Although that point has been documented, over and over again, it is still one of the last things you'd expect to hear from a conference of planners and transit advocates. But those words come from Genevieve Giuliano, of the University of Southern California, who pointed to New York and London as examples of high-density, high-congestion cities.
And she wasn't the only one to link high-density and congestion:
"In the near term, without question, you get more traffic at intersections and longer lines at Safeways" near transit-oriented developments, said Bob Cervero, a professor of city planning at the University of California Berkeley.
Mark Pisano, executive director of the Southern California Association of Governments, a regional planning agency, conceded that with Los Angeles County expected to swell by more than 1 million people by 2030, traffic congestion will undoubtedly get worse ...
During the past 25 years, he pointed out, Los Angeles County has switched from spending more than two-thirds of its federal, state and local transportation funds on freeways to spending the same percentage on mass transit.
And yet, the solution isn't steering away from rail or building roads or pricing them properly. The answer is tougher land use regulations, and more "smart" growth:
Such "smart growth" enables people to shop, dine and work closer to home, with the result being that "the average trip, in length and in time, will be less in the future," Pisano said. "Even with more people."

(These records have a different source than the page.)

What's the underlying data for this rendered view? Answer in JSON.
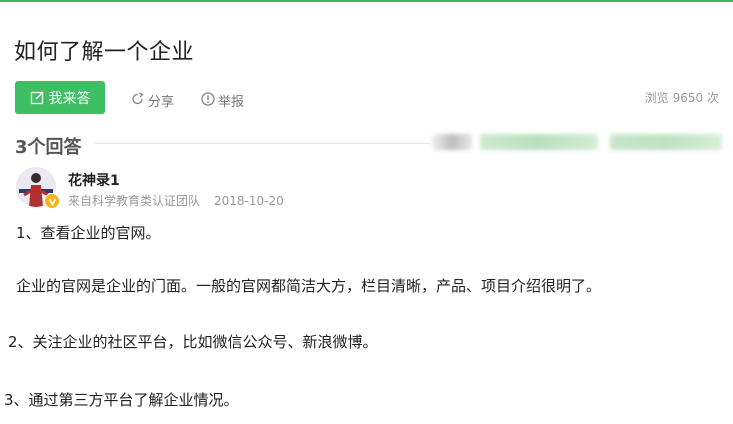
{
  "question": {
    "title": "如何了解一个企业",
    "answer_button_label": "我来答",
    "share_label": "分享",
    "report_label": "举报",
    "views_label": "浏览",
    "views_count": "9650 次"
  },
  "answers_header": {
    "count_label": "3个回答"
  },
  "answer": {
    "author_name": "花神录1",
    "author_source": "来自科学教育类认证团队",
    "date": "2018-10-20",
    "paragraphs": [
      "1、查看企业的官网。",
      "企业的官网是企业的门面。一般的官网都简洁大方，栏目清晰，产品、项目介绍很明了。",
      "2、关注企业的社区平台，比如微信公众号、新浪微博。",
      "3、通过第三方平台了解企业情况。"
    ]
  },
  "colors": {
    "accent_green": "#3fbf63",
    "top_rule": "#3fb15c",
    "muted_text": "#999999",
    "badge_gold": "#f3b51a"
  },
  "icons": {
    "answer_button": "edit-icon",
    "share": "share-icon",
    "report": "report-icon",
    "badge": "verified-badge-icon"
  }
}
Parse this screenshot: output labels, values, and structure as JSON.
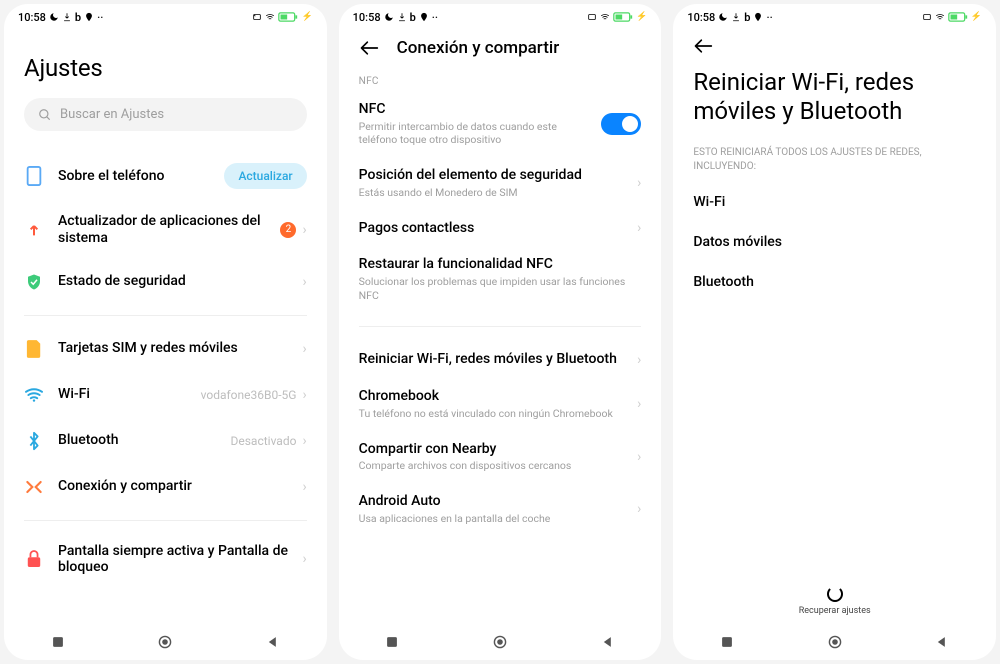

For more transportation and land use sobriety from Berkeley's Bob Cervero, checkout Access.